* **The problem**: Lines from the entries below that hold "text" form the answer; copy all of them.
Start of Listed entries
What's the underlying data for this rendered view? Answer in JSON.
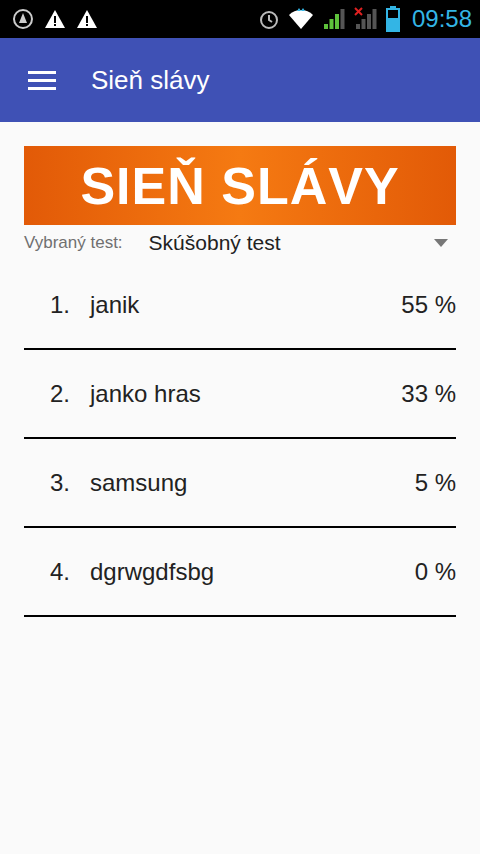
{
  "status_bar": {
    "time": "09:58",
    "battery": {
      "level": 0.6
    },
    "signals": [
      {
        "level": 0.75,
        "disconnected": false
      },
      {
        "level": 0,
        "disconnected": true
      }
    ]
  },
  "app_bar": {
    "title": "Sieň slávy"
  },
  "banner": {
    "text": "SIEŇ SLÁVY"
  },
  "test_select": {
    "label": "Vybraný test:",
    "value": "Skúšobný test"
  },
  "leaderboard": [
    {
      "rank": "1.",
      "name": "janik",
      "score": "55 %"
    },
    {
      "rank": "2.",
      "name": "janko hras",
      "score": "33 %"
    },
    {
      "rank": "3.",
      "name": "samsung",
      "score": "5 %"
    },
    {
      "rank": "4.",
      "name": "dgrwgdfsbg",
      "score": "0 %"
    }
  ]
}
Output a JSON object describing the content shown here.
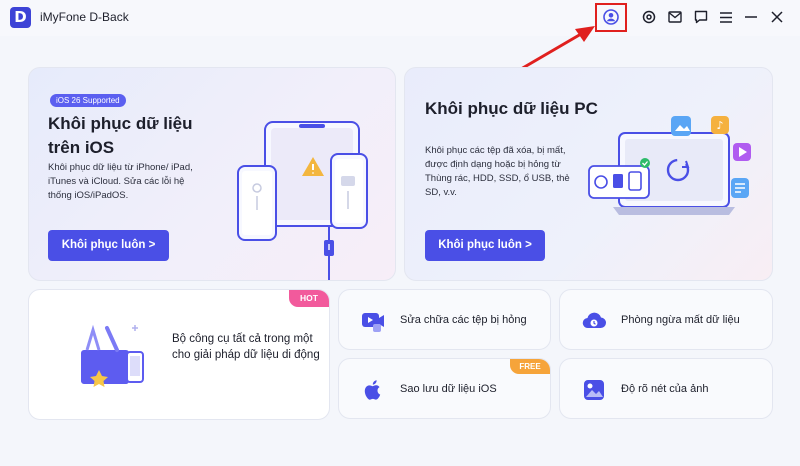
{
  "app": {
    "logo_letter": "D",
    "title": "iMyFone D-Back"
  },
  "titlebar_icons": [
    "account-icon",
    "settings-icon",
    "mail-icon",
    "feedback-icon",
    "menu-icon",
    "minimize-icon",
    "close-icon"
  ],
  "ios_card": {
    "badge": "iOS 26 Supported",
    "title": "Khôi phục dữ liệu trên iOS",
    "description": "Khôi phục dữ liệu từ iPhone/ iPad, iTunes và iCloud. Sửa các lỗi hệ thống iOS/iPadOS.",
    "button": "Khôi phục luôn >"
  },
  "pc_card": {
    "title": "Khôi phục dữ liệu PC",
    "description": "Khôi phục các tệp đã xóa, bị mất, được định dạng hoặc bị hỏng từ Thùng rác, HDD, SSD, ổ USB, thẻ SD, v.v.",
    "button": "Khôi phục luôn >"
  },
  "tool_card": {
    "tag": "HOT",
    "text": "Bộ công cụ tất cả trong một cho giải pháp dữ liệu di động"
  },
  "small_cards": {
    "repair": {
      "label": "Sửa chữa các tệp bị hỏng"
    },
    "prevent": {
      "label": "Phòng ngừa mất dữ liệu"
    },
    "backup": {
      "label": "Sao lưu dữ liệu iOS",
      "tag": "FREE"
    },
    "enhance": {
      "label": "Độ rõ nét của ảnh"
    }
  },
  "colors": {
    "accent": "#4a4fe6",
    "hot": "#f25a9c",
    "free": "#f6a43a",
    "annotation": "#e0201e"
  }
}
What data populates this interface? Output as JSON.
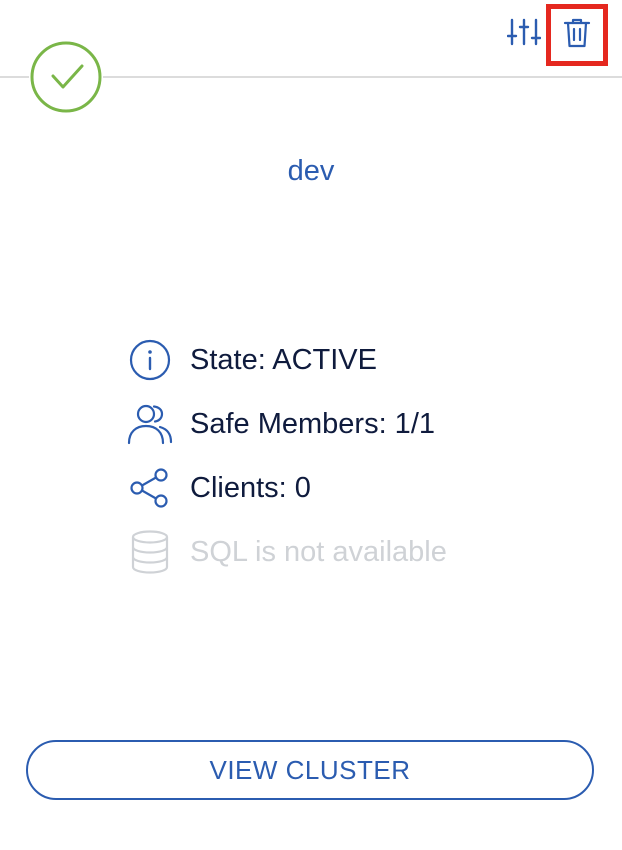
{
  "cluster": {
    "name": "dev",
    "status_icon": "check-circle-icon"
  },
  "toolbar": {
    "settings_icon": "sliders-icon",
    "delete_icon": "trash-icon"
  },
  "info": {
    "state": "State: ACTIVE",
    "members": "Safe Members: 1/1",
    "clients": "Clients: 0",
    "sql": "SQL is not available"
  },
  "actions": {
    "view_cluster": "VIEW CLUSTER"
  },
  "colors": {
    "accent": "#2b5cb0",
    "success": "#7ab648",
    "text": "#0f1b3d",
    "disabled": "#cfd2d6",
    "highlight": "#e5281f"
  }
}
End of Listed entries
* **Answer to this exercise**:
    "text": "SIEŇ SLÁVY"
    "text": "Bộ công cụ tất cả trong một cho giải pháp dữ liệu di động"
    "text": "#0f1b3d",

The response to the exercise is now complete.